WHAT IS NEEDED
Every line of the data should be written out exactly, with the pictures left out.

INFORMATION

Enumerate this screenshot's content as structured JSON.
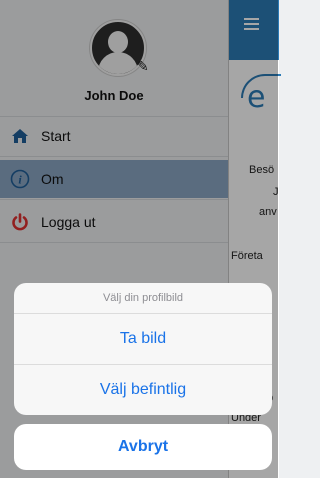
{
  "profile": {
    "name": "John Doe",
    "avatar_icon": "user-avatar-icon",
    "edit_icon": "pencil-icon"
  },
  "nav": [
    {
      "label": "Start",
      "icon": "home-icon",
      "active": false
    },
    {
      "label": "Om",
      "icon": "info-icon",
      "active": true
    },
    {
      "label": "Logga ut",
      "icon": "power-icon",
      "active": false
    }
  ],
  "main_peek": {
    "menu_icon": "hamburger-menu-icon",
    "logo_letter": "e",
    "fragments": [
      "Besö",
      "J",
      "anv",
      "Företa",
      "p",
      "Under",
      "ba"
    ]
  },
  "action_sheet": {
    "title": "Välj din profilbild",
    "options": [
      "Ta bild",
      "Välj befintlig"
    ],
    "cancel": "Avbryt"
  },
  "colors": {
    "accent": "#1a73e8",
    "topbar": "#2c7bb6",
    "active_item": "#8aa6c4",
    "logout_icon": "#e03030",
    "home_icon": "#1f5f99"
  }
}
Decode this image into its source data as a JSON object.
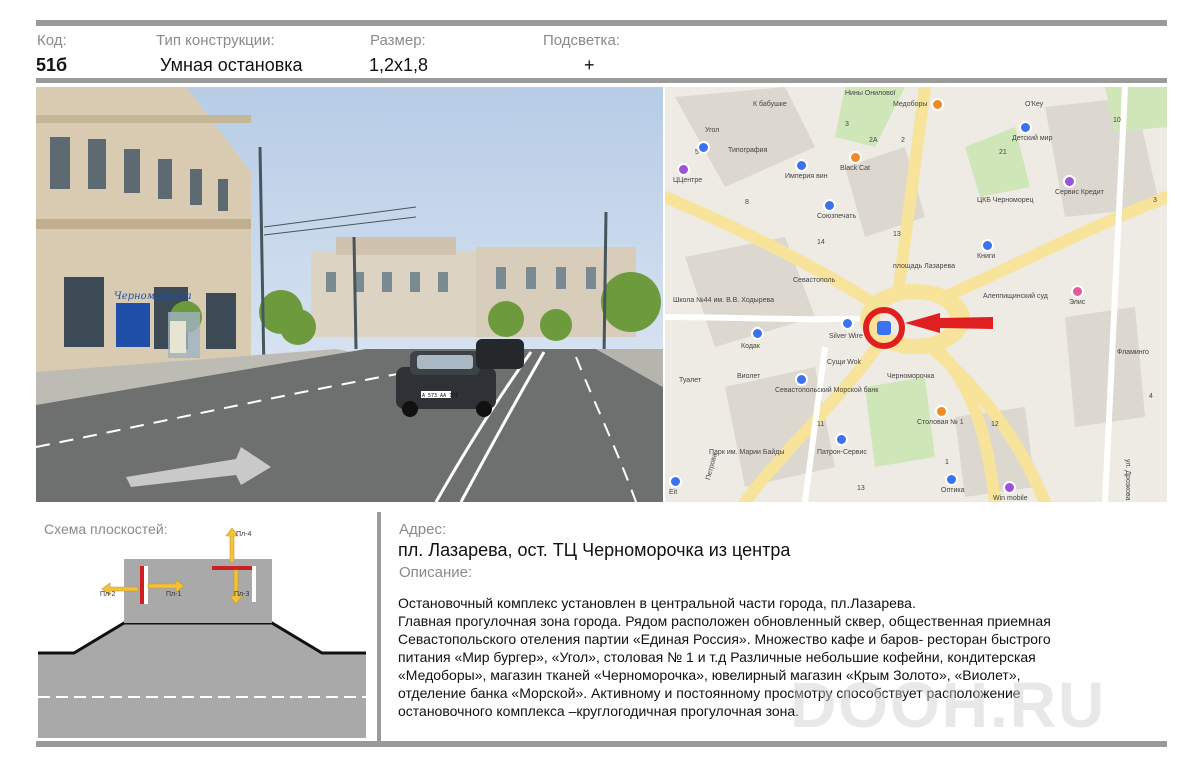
{
  "header": {
    "code_label": "Код:",
    "code_value": "51б",
    "type_label": "Тип конструкции:",
    "type_value": "Умная остановка",
    "size_label": "Размер:",
    "size_value": "1,2х1,8",
    "light_label": "Подсветка:",
    "light_value": "+"
  },
  "photo": {
    "storefront_sign": "Черноморочка",
    "plate": "А 573 АА 777"
  },
  "map": {
    "labels": [
      "Нины Онилової",
      "К бабушке",
      "Медоборы",
      "О'Кеу",
      "Угол",
      "Типография",
      "Детский мир",
      "ЦЦентре",
      "Империя вин",
      "Black Cat",
      "Союзпечать",
      "ЦКБ Черноморец",
      "Сервис Кредит",
      "Книги",
      "площадь Лазарева",
      "Севастополь",
      "Школа №44 им. В.В. Ходырева",
      "Алеппищинский суд",
      "Элис",
      "Silver Wire",
      "Кодак",
      "Сущи Wok",
      "Черноморочка",
      "Виолет",
      "Туалет",
      "Севастопольский Морской банк",
      "Столовая № 1",
      "Патрон-Сервис",
      "Парк им. Марии Байды",
      "Оптика",
      "Win mobile",
      "Eit",
      "Петрова",
      "ул. Дрозкова",
      "Фламинго"
    ],
    "numbers": [
      "3",
      "2А",
      "2",
      "10",
      "5",
      "8",
      "21",
      "14",
      "13",
      "11",
      "12",
      "1",
      "4",
      "3",
      "13"
    ]
  },
  "schema": {
    "label": "Схема плоскостей:",
    "planes": [
      "Пл-1",
      "Пл-2",
      "Пл-3",
      "Пл-4"
    ]
  },
  "address": {
    "label": "Адрес:",
    "value": "пл. Лазарева, ост. ТЦ Черноморочка из центра"
  },
  "description": {
    "label": "Описание:",
    "lines": [
      "Остановочный комплекс установлен в центральной части города, пл.Лазарева.",
      "Главная прогулочная зона города. Рядом расположен обновленный сквер, общественная приемная",
      "Севастопольского отеления партии «Единая Россия». Множество кафе и баров- ресторан быстрого",
      "питания «Мир бургер», «Угол», столовая № 1 и т.д Различные небольшие кофейни, кондитерская",
      "«Медоборы», магазин тканей «Черноморочка», ювелирный магазин «Крым Золото», «Виолет»,",
      "отделение банка «Морской». Активному и постоянному просмотру способствует расположение",
      "остановочного комплекса –круглогодичная  прогулочная зона."
    ]
  },
  "watermark": "DOOH.RU",
  "colors": {
    "rule": "#9a9a9a",
    "label": "#8a8a8a",
    "marker": "#e02020",
    "plane": "#cc2020",
    "arrow": "#f2c23a"
  }
}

EXERCISE SOLUTION
Enumerate this screenshot's content as structured JSON.
{
  "profile": {
    "name": "John Doe",
    "avatar_icon": "user-avatar-icon",
    "edit_icon": "pencil-icon"
  },
  "nav": [
    {
      "label": "Start",
      "icon": "home-icon",
      "active": false
    },
    {
      "label": "Om",
      "icon": "info-icon",
      "active": true
    },
    {
      "label": "Logga ut",
      "icon": "power-icon",
      "active": false
    }
  ],
  "main_peek": {
    "menu_icon": "hamburger-menu-icon",
    "logo_letter": "e",
    "fragments": [
      "Besö",
      "J",
      "anv",
      "Företa",
      "p",
      "Under",
      "ba"
    ]
  },
  "action_sheet": {
    "title": "Välj din profilbild",
    "options": [
      "Ta bild",
      "Välj befintlig"
    ],
    "cancel": "Avbryt"
  },
  "colors": {
    "accent": "#1a73e8",
    "topbar": "#2c7bb6",
    "active_item": "#8aa6c4",
    "logout_icon": "#e03030",
    "home_icon": "#1f5f99"
  }
}
Decode this image into its source data as a JSON object.
{
  "header": {
    "code_label": "Код:",
    "code_value": "51б",
    "type_label": "Тип конструкции:",
    "type_value": "Умная остановка",
    "size_label": "Размер:",
    "size_value": "1,2х1,8",
    "light_label": "Подсветка:",
    "light_value": "+"
  },
  "photo": {
    "storefront_sign": "Черноморочка",
    "plate": "А 573 АА 777"
  },
  "map": {
    "labels": [
      "Нины Онилової",
      "К бабушке",
      "Медоборы",
      "О'Кеу",
      "Угол",
      "Типография",
      "Детский мир",
      "ЦЦентре",
      "Империя вин",
      "Black Cat",
      "Союзпечать",
      "ЦКБ Черноморец",
      "Сервис Кредит",
      "Книги",
      "площадь Лазарева",
      "Севастополь",
      "Школа №44 им. В.В. Ходырева",
      "Алеппищинский суд",
      "Элис",
      "Silver Wire",
      "Кодак",
      "Сущи Wok",
      "Черноморочка",
      "Виолет",
      "Туалет",
      "Севастопольский Морской банк",
      "Столовая № 1",
      "Патрон-Сервис",
      "Парк им. Марии Байды",
      "Оптика",
      "Win mobile",
      "Eit",
      "Петрова",
      "ул. Дрозкова",
      "Фламинго"
    ],
    "numbers": [
      "3",
      "2А",
      "2",
      "10",
      "5",
      "8",
      "21",
      "14",
      "13",
      "11",
      "12",
      "1",
      "4",
      "3",
      "13"
    ]
  },
  "schema": {
    "label": "Схема плоскостей:",
    "planes": [
      "Пл-1",
      "Пл-2",
      "Пл-3",
      "Пл-4"
    ]
  },
  "address": {
    "label": "Адрес:",
    "value": "пл. Лазарева, ост. ТЦ Черноморочка из центра"
  },
  "description": {
    "label": "Описание:",
    "lines": [
      "Остановочный комплекс установлен в центральной части города, пл.Лазарева.",
      "Главная прогулочная зона города. Рядом расположен обновленный сквер, общественная приемная",
      "Севастопольского отеления партии «Единая Россия». Множество кафе и баров- ресторан быстрого",
      "питания «Мир бургер», «Угол», столовая № 1 и т.д Различные небольшие кофейни, кондитерская",
      "«Медоборы», магазин тканей «Черноморочка», ювелирный магазин «Крым Золото», «Виолет»,",
      "отделение банка «Морской». Активному и постоянному просмотру способствует расположение",
      "остановочного комплекса –круглогодичная  прогулочная зона."
    ]
  },
  "watermark": "DOOH.RU",
  "colors": {
    "rule": "#9a9a9a",
    "label": "#8a8a8a",
    "marker": "#e02020",
    "plane": "#cc2020",
    "arrow": "#f2c23a"
  }
}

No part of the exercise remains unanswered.